**TASK GOAL:** Could you output every record below exactly, leaving out the pictures?

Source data

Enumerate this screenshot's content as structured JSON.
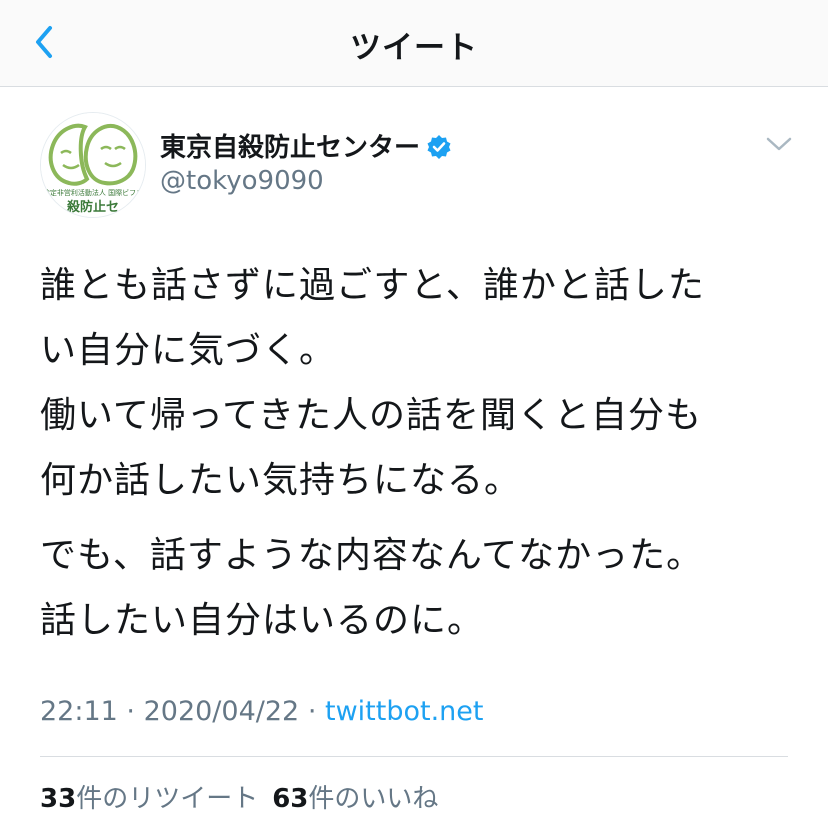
{
  "header": {
    "title": "ツイート",
    "back_icon": "chevron-left-icon"
  },
  "colors": {
    "accent": "#1da1f2",
    "secondary_text": "#657786",
    "primary_text": "#14171a",
    "avatar_green": "#8cb85a"
  },
  "author": {
    "name": "東京自殺防止センター",
    "handle": "@tokyo9090",
    "verified": true,
    "avatar_text_line1": "特定非営利活動法人 国際ビフレ",
    "avatar_text_line2": "殺防止セ"
  },
  "tweet": {
    "lines_para1": [
      "誰とも話さずに過ごすと、誰かと話した",
      "い自分に気づく。",
      "働いて帰ってきた人の話を聞くと自分も",
      "何か話したい気持ちになる。"
    ],
    "lines_para2": [
      "でも、話すような内容なんてなかった。",
      "話したい自分はいるのに。"
    ]
  },
  "meta": {
    "time": "22:11",
    "date": "2020/04/22",
    "separator": "·",
    "source": "twittbot.net"
  },
  "stats": {
    "retweets_count": "33",
    "retweets_label": "件のリツイート",
    "likes_count": "63",
    "likes_label": "件のいいね"
  }
}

**ANSWER SECTION:**
Enumerate this screenshot's content as structured JSON.
{
  "header": {
    "title": "ツイート",
    "back_icon": "chevron-left-icon"
  },
  "colors": {
    "accent": "#1da1f2",
    "secondary_text": "#657786",
    "primary_text": "#14171a",
    "avatar_green": "#8cb85a"
  },
  "author": {
    "name": "東京自殺防止センター",
    "handle": "@tokyo9090",
    "verified": true,
    "avatar_text_line1": "特定非営利活動法人 国際ビフレ",
    "avatar_text_line2": "殺防止セ"
  },
  "tweet": {
    "lines_para1": [
      "誰とも話さずに過ごすと、誰かと話した",
      "い自分に気づく。",
      "働いて帰ってきた人の話を聞くと自分も",
      "何か話したい気持ちになる。"
    ],
    "lines_para2": [
      "でも、話すような内容なんてなかった。",
      "話したい自分はいるのに。"
    ]
  },
  "meta": {
    "time": "22:11",
    "date": "2020/04/22",
    "separator": "·",
    "source": "twittbot.net"
  },
  "stats": {
    "retweets_count": "33",
    "retweets_label": "件のリツイート",
    "likes_count": "63",
    "likes_label": "件のいいね"
  }
}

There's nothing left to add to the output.